It seems to me that the environmental crisis is, at heart, a failure and a perversion of the human imagination. Our imaginations have been taken captive by an ecocidal ideology of economic growth that invariably will render us homeless in a world not fit for habitation. If imagination is the issue, then a redirection of our lives towards creation care will not emerge out of statistics of ecological despoliation, as important as those statistics might be. What we need is liberated imaginations, imaginations set free to envision an alternative life, an ecological imagination that engenders a life of restorative homemaking in this our creational home.
And so, when asked to give a chapel talk at World Vision Canada on the environmental crisis I turned to the music and poetry of Bruce Cockburn. Over a career spanning 40 years with 30 albums to his credit, Cockburn has been dedicated to the hard work of imagination, the weaving of word and music in such a way that we see anew, feel more deeply and are animated by the joy of a creation-caring life. At World Vision I was assisted in my presentation by the fine Toronto folk-jazz ensemble, Hobson’s Choice.
Then a few weeks later I went to Christ Church (Anglican) in Burritt’s Rapids, Ontario to preach at a Cockburn influenced Eucharist. At Christ Church the music was wonderfully led by the Cameron Strings. The significance of Burritt’s Rapids wouldn’t be lost on any fans of the early works of Bruce Cockburn since many of those pieces were composed when Cockburn lived in that town.
The sermon “Creation Dreams and Ecological Nightmares” is rooted in a series of counterpointal readings from Scripture coupled with a number of Cockburn songs.
The first set of readings places Genesis one in tension with a number of prophetic texts.

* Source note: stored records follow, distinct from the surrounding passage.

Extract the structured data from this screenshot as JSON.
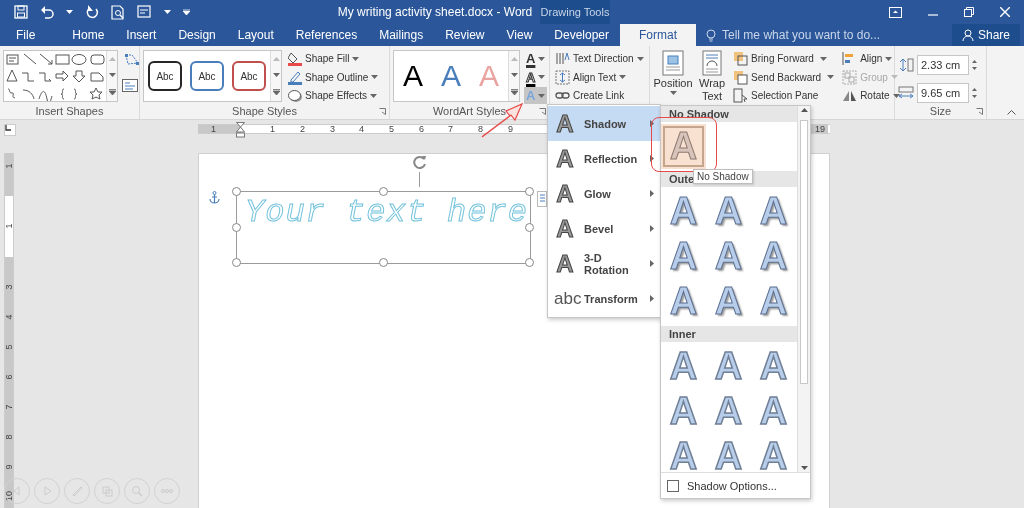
{
  "title_bar": {
    "title": "My writing activity sheet.docx - Word",
    "context_tab": "Drawing Tools"
  },
  "tabs": [
    {
      "label": "File",
      "selected": false
    },
    {
      "label": "Home",
      "selected": false
    },
    {
      "label": "Insert",
      "selected": false
    },
    {
      "label": "Design",
      "selected": false
    },
    {
      "label": "Layout",
      "selected": false
    },
    {
      "label": "References",
      "selected": false
    },
    {
      "label": "Mailings",
      "selected": false
    },
    {
      "label": "Review",
      "selected": false
    },
    {
      "label": "View",
      "selected": false
    },
    {
      "label": "Developer",
      "selected": false
    },
    {
      "label": "Format",
      "selected": true
    }
  ],
  "tell_me": {
    "placeholder": "Tell me what you want to do..."
  },
  "share": {
    "label": "Share"
  },
  "ribbon": {
    "insert_shapes": {
      "label": "Insert Shapes"
    },
    "shape_styles": {
      "label": "Shape Styles",
      "presets": [
        {
          "text": "Abc",
          "color": "#262626"
        },
        {
          "text": "Abc",
          "color": "#4a7ebb"
        },
        {
          "text": "Abc",
          "color": "#c0504d"
        }
      ],
      "commands": [
        "Shape Fill",
        "Shape Outline",
        "Shape Effects"
      ]
    },
    "wordart_styles": {
      "label": "WordArt Styles",
      "presets": [
        {
          "glyph": "A",
          "color": "#000000"
        },
        {
          "glyph": "A",
          "color": "#4a7ebb"
        },
        {
          "glyph": "A",
          "color": "#e9a3a0"
        }
      ],
      "effect_buttons": [
        {
          "glyph": "A",
          "kind": "fill",
          "pressed": false
        },
        {
          "glyph": "A",
          "kind": "outline",
          "pressed": false
        },
        {
          "glyph": "A",
          "kind": "effects",
          "pressed": true
        }
      ]
    },
    "text": {
      "commands": [
        "Text Direction",
        "Align Text",
        "Create Link"
      ]
    },
    "arrange": {
      "position": "Position",
      "wrap_text": "Wrap Text",
      "commands": [
        {
          "label": "Bring Forward",
          "disabled": false
        },
        {
          "label": "Send Backward",
          "disabled": false
        },
        {
          "label": "Selection Pane",
          "disabled": false
        }
      ],
      "commands_2": [
        {
          "label": "Align",
          "disabled": false
        },
        {
          "label": "Group",
          "disabled": true
        },
        {
          "label": "Rotate",
          "disabled": false
        }
      ]
    },
    "size": {
      "label": "Size",
      "fields": [
        {
          "kind": "height",
          "value": "2.33 cm"
        },
        {
          "kind": "width",
          "value": "9.65 cm"
        }
      ]
    }
  },
  "rulers": {
    "horizontal": [
      "1",
      "1",
      "2",
      "3",
      "4",
      "5",
      "6",
      "7",
      "8",
      "9",
      "19"
    ],
    "vertical": [
      "1",
      "1",
      "3",
      "4",
      "5",
      "6",
      "7",
      "8",
      "9",
      "10"
    ]
  },
  "document": {
    "wordart_text": "Your text here"
  },
  "effects_menu": [
    {
      "label": "Shadow",
      "glyph": "A",
      "selected": true
    },
    {
      "label": "Reflection",
      "glyph": "A",
      "selected": false
    },
    {
      "label": "Glow",
      "glyph": "A",
      "selected": false
    },
    {
      "label": "Bevel",
      "glyph": "A",
      "selected": false
    },
    {
      "label": "3-D Rotation",
      "glyph": "A",
      "selected": false
    },
    {
      "label": "Transform",
      "glyph": "abc",
      "selected": false
    }
  ],
  "shadow_gallery": {
    "sections": [
      {
        "kind": "none",
        "heading": "No Shadow",
        "items": [
          {
            "glyph": "A",
            "selected": true
          }
        ]
      },
      {
        "kind": "outer",
        "heading": "Oute",
        "items": [
          {
            "glyph": "A",
            "selected": false
          },
          {
            "glyph": "A",
            "selected": false
          },
          {
            "glyph": "A",
            "selected": false
          },
          {
            "glyph": "A",
            "selected": false
          },
          {
            "glyph": "A",
            "selected": false
          },
          {
            "glyph": "A",
            "selected": false
          },
          {
            "glyph": "A",
            "selected": false
          },
          {
            "glyph": "A",
            "selected": false
          },
          {
            "glyph": "A",
            "selected": false
          }
        ]
      },
      {
        "kind": "inner",
        "heading": "Inner",
        "items": [
          {
            "glyph": "A",
            "selected": false
          },
          {
            "glyph": "A",
            "selected": false
          },
          {
            "glyph": "A",
            "selected": false
          },
          {
            "glyph": "A",
            "selected": false
          },
          {
            "glyph": "A",
            "selected": false
          },
          {
            "glyph": "A",
            "selected": false
          },
          {
            "glyph": "A",
            "selected": false
          },
          {
            "glyph": "A",
            "selected": false
          },
          {
            "glyph": "A",
            "selected": false
          }
        ]
      }
    ],
    "tooltip": "No Shadow",
    "options": {
      "label": "Shadow Options...",
      "checked": false
    }
  }
}
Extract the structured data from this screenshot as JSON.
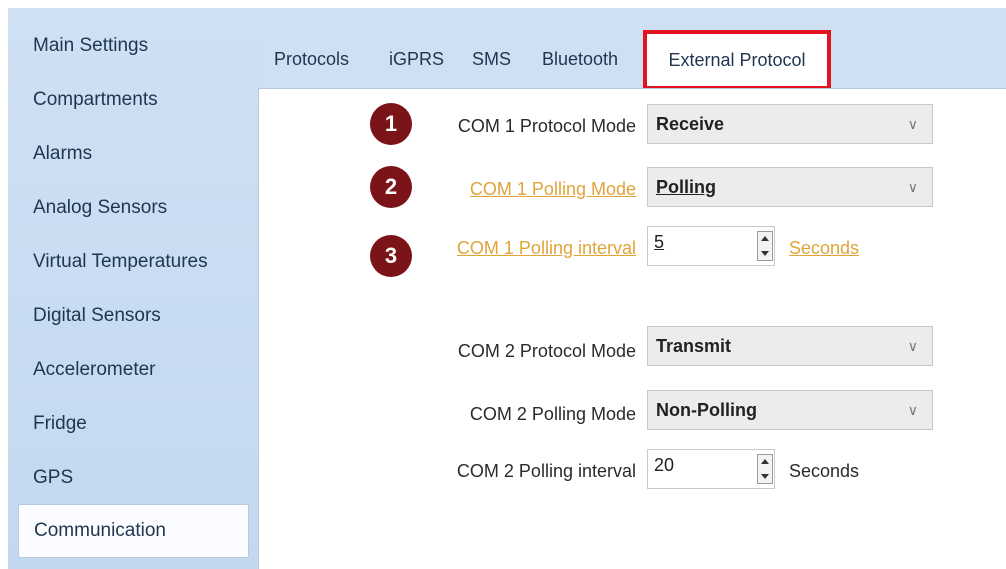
{
  "sidebar": {
    "items": [
      {
        "label": "Main Settings"
      },
      {
        "label": "Compartments"
      },
      {
        "label": "Alarms"
      },
      {
        "label": "Analog Sensors"
      },
      {
        "label": "Virtual Temperatures"
      },
      {
        "label": "Digital Sensors"
      },
      {
        "label": "Accelerometer"
      },
      {
        "label": "Fridge"
      },
      {
        "label": "GPS"
      },
      {
        "label": "Communication",
        "selected": true
      }
    ]
  },
  "tabs": [
    {
      "label": "Protocols"
    },
    {
      "label": "iGPRS"
    },
    {
      "label": "SMS"
    },
    {
      "label": "Bluetooth"
    },
    {
      "label": "External Protocol",
      "active": true
    }
  ],
  "annotations": [
    "1",
    "2",
    "3"
  ],
  "form": {
    "com1_protocol_mode": {
      "label": "COM 1 Protocol Mode",
      "value": "Receive"
    },
    "com1_polling_mode": {
      "label": "COM 1 Polling Mode",
      "value": "Polling"
    },
    "com1_polling_interval": {
      "label": "COM 1 Polling interval",
      "value": "5",
      "unit": "Seconds"
    },
    "com2_protocol_mode": {
      "label": "COM 2 Protocol Mode",
      "value": "Transmit"
    },
    "com2_polling_mode": {
      "label": "COM 2 Polling Mode",
      "value": "Non-Polling"
    },
    "com2_polling_interval": {
      "label": "COM 2 Polling interval",
      "value": "20",
      "unit": "Seconds"
    }
  },
  "colors": {
    "highlight_box": "#e2141f",
    "annotation_badge": "#7a1419",
    "link_label": "#e0a43a",
    "sidebar_bg": "#cfe0f3"
  }
}
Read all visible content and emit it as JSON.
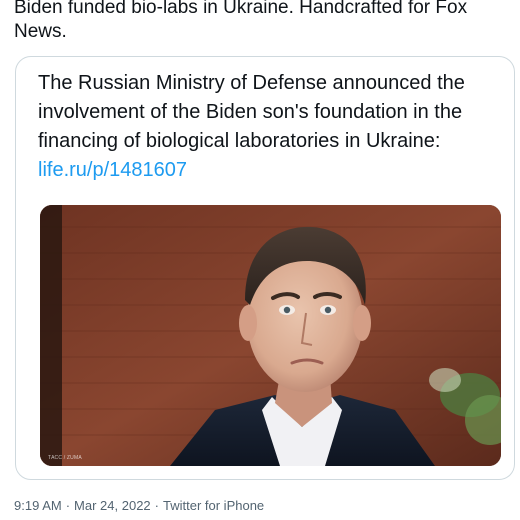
{
  "tweet": {
    "text": "Biden funded bio-labs in Ukraine. Handcrafted for Fox News."
  },
  "quoted": {
    "body": "The Russian Ministry of Defense announced the involvement of the Biden son's foundation in the financing of biological laboratories in Ukraine:",
    "link": "life.ru/p/1481607",
    "media": {
      "watermark": "ТАСС / ZUMA",
      "subject": "photo of a man in a dark suit and white shirt in front of a red brick wall"
    }
  },
  "meta": {
    "time": "9:19 AM",
    "separator": "·",
    "date": "Mar 24, 2022",
    "source": "Twitter for iPhone"
  },
  "colors": {
    "link": "#1d9bf0",
    "meta_text": "#536471",
    "card_border": "#cfd9de",
    "text": "#0f1419"
  }
}
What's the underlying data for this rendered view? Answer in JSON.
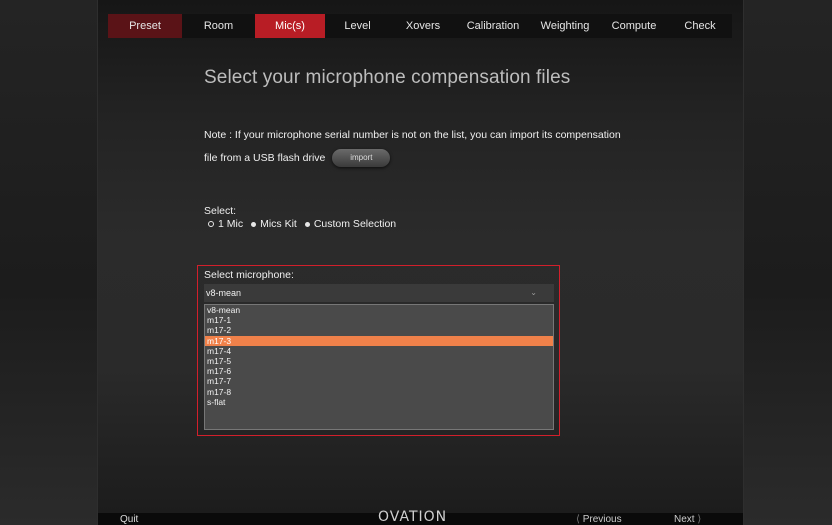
{
  "nav": {
    "tabs": [
      {
        "label": "Preset"
      },
      {
        "label": "Room"
      },
      {
        "label": "Mic(s)"
      },
      {
        "label": "Level"
      },
      {
        "label": "Xovers"
      },
      {
        "label": "Calibration"
      },
      {
        "label": "Weighting"
      },
      {
        "label": "Compute"
      },
      {
        "label": "Check"
      }
    ],
    "active_index": 2
  },
  "page": {
    "title": "Select your microphone compensation files",
    "note_line1": "Note : If your microphone serial number is not on the list, you can import its compensation",
    "note_line2": "file from a USB flash drive",
    "import_label": "import"
  },
  "select": {
    "label": "Select:",
    "options": [
      {
        "label": "1 Mic",
        "selected": true
      },
      {
        "label": "Mics Kit",
        "selected": false
      },
      {
        "label": "Custom Selection",
        "selected": false
      }
    ]
  },
  "microphone": {
    "label": "Select microphone:",
    "current_value": "v8-mean",
    "options": [
      "v8-mean",
      "m17-1",
      "m17-2",
      "m17-3",
      "m17-4",
      "m17-5",
      "m17-6",
      "m17-7",
      "m17-8",
      "s-flat"
    ],
    "highlighted_index": 3
  },
  "footer": {
    "quit_label": "Quit",
    "logo_text": "OVATION",
    "previous_label": "Previous",
    "previous_arrow": "⟨",
    "next_label": "Next",
    "next_arrow": "⟩"
  },
  "colors": {
    "accent_red": "#b81d25",
    "preset_dark_red": "#5a1317",
    "highlight_orange": "#f0814a",
    "panel_border_red": "#d21f2b"
  }
}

Read these texts in this order and see what happens:
Gen 1.1-4 ……………….. Jer. 4.23
Gen. 1.9-12 ……………. Is. 24.4-6, 11, 19
Gen 1.20-22 …………… Hos. 4.1-3
Gen 1.24-25 ……………. Jer. 9.10
Gen. 1.26-28, 30-31 ….. Jer. 4.23-26
Then add in John 1.1-5 as the Gospel and Colossians 1.21-23 as the Epistle.
Now stir it all with the music of Bruce Cockburn. Begin with “One Day I Walk”, play “Creation Dream” just before reading the sermon, and finish it all off with “Lord of the Starfields” and “All the Diamonds.” You might also want to top it all off with “In the Falling Dark,” and “Night Train.”
Here’s the full-text sermon.